Deciphering potential chemical compounds of gaseous oxidized mercury in Florida, USA
Abstract. The highest mercury (Hg) wet deposition in the United States of America (USA) occurs along the Gulf of Mexico, and in the southern and central Mississippi River Valley. Gaseous oxidized Hg (GOM) is thought to be a major contributor due to high water solubility and reactivity. Therefore, it is critical to understand concentrations, potential for wet and dry deposition, and GOM compounds present in the air. Concentrations and dry-deposition fluxes of GOM were measured and calculated for Naval Air Station Pensacola Outlying Landing Field (OLF) in Florida using data collected by a Tekran® 2537/1130/1135, the University of Nevada Reno Reactive Mercury Active System (UNRRMAS) with cation exchange and nylon membranes, and the Aerohead samplers that use cation-exchange membranes to determine dry deposition. Relationships with Tekran®-derived data must be interpreted with caution, since the GOM concentrations measured are biased low depending on the chemical compounds in air and interferences with water vapor and ozone.
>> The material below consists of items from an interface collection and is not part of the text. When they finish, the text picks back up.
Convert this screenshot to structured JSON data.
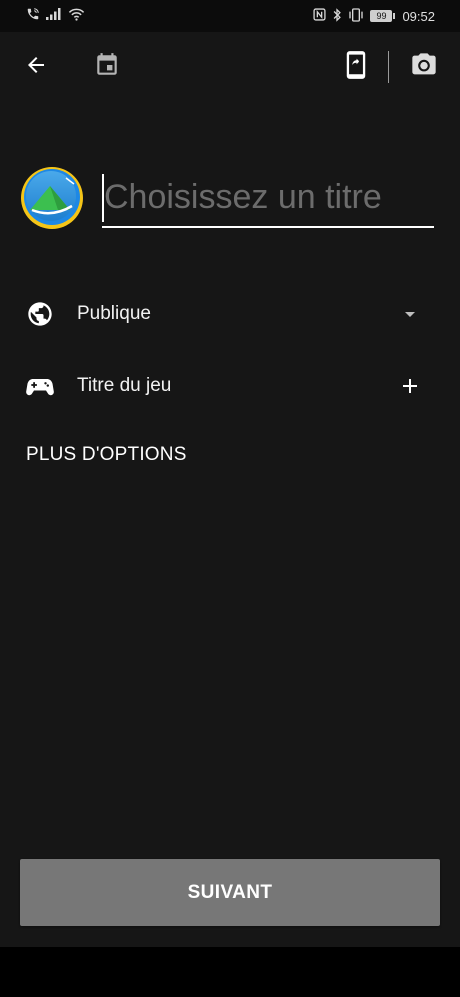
{
  "status_bar": {
    "left_icons": [
      "wifi-calling-icon",
      "signal-icon",
      "wifi-icon"
    ],
    "right_icons": [
      "nfc-icon",
      "bluetooth-icon",
      "vibrate-icon"
    ],
    "battery": "99",
    "time": "09:52"
  },
  "toolbar": {
    "back_icon": "arrow-left-icon",
    "schedule_icon": "calendar-icon",
    "screen_share_icon": "phone-share-icon",
    "camera_icon": "camera-icon"
  },
  "title_input": {
    "placeholder": "Choisissez un titre",
    "value": ""
  },
  "privacy_row": {
    "label": "Publique",
    "icon": "globe-icon",
    "action_icon": "dropdown-arrow-icon"
  },
  "game_row": {
    "label": "Titre du jeu",
    "icon": "gamepad-icon",
    "action_icon": "plus-icon"
  },
  "more_options": {
    "label": "PLUS D'OPTIONS"
  },
  "next_button": {
    "label": "SUIVANT"
  },
  "colors": {
    "background": "#161616",
    "status_bar": "#0c0c0c",
    "button": "#777777",
    "placeholder": "#6c6c6c",
    "text": "#ffffff"
  }
}
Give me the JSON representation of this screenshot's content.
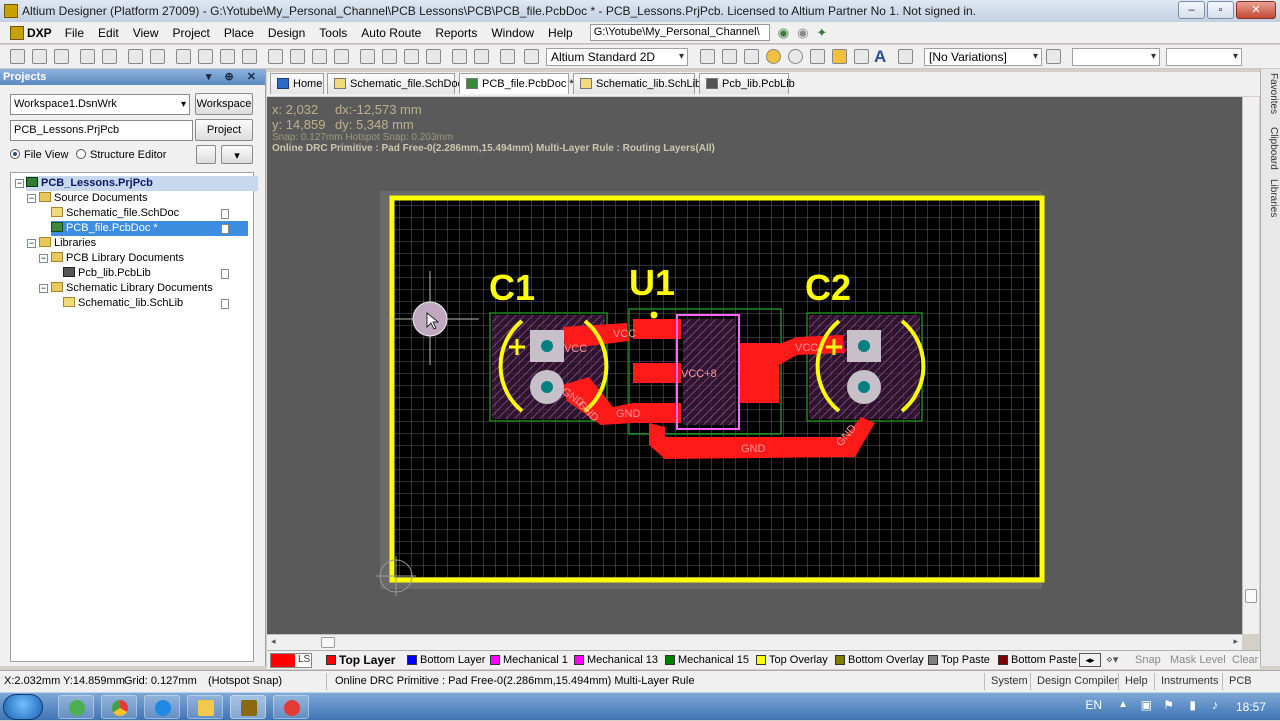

Criteria air pollutants were concurrently measured. This allowed for comparison and better understanding of GOM.
In addition to other methods previously applied at OLF, use of the UNRRMAS provided a platform for determination of the chemical compounds of GOM in the air. Results from nylon membranes with thermal desorption analyses indicated seven GOM compounds in this area, including HgBr2, HgCl2, HgO, Hg–nitrogen and sulfur compounds, and two unknown compounds. This indicates that the site is influenced by different gaseous phase reactions and sources. Using back-trajectory analysis during a high-GOM event related to high CO, but average SO2, indicated air parcels moved from the free troposphere and across Arkansas, Mississippi, and Alabama at low elevation (< 300 m). This event was initially characterized by HgBr2, followed by a mixture of GOM compounds. Overall, GOM chemistry indicates oxidation reactions with local mobile source pollutants and long-range transport.
In order to develop methods to measure GOM concentrations and chemistry, and model dry-deposition processes, the actual GOM compounds need to be known, as well as their corresponding physicochemical properties, such as Henry's Law constants.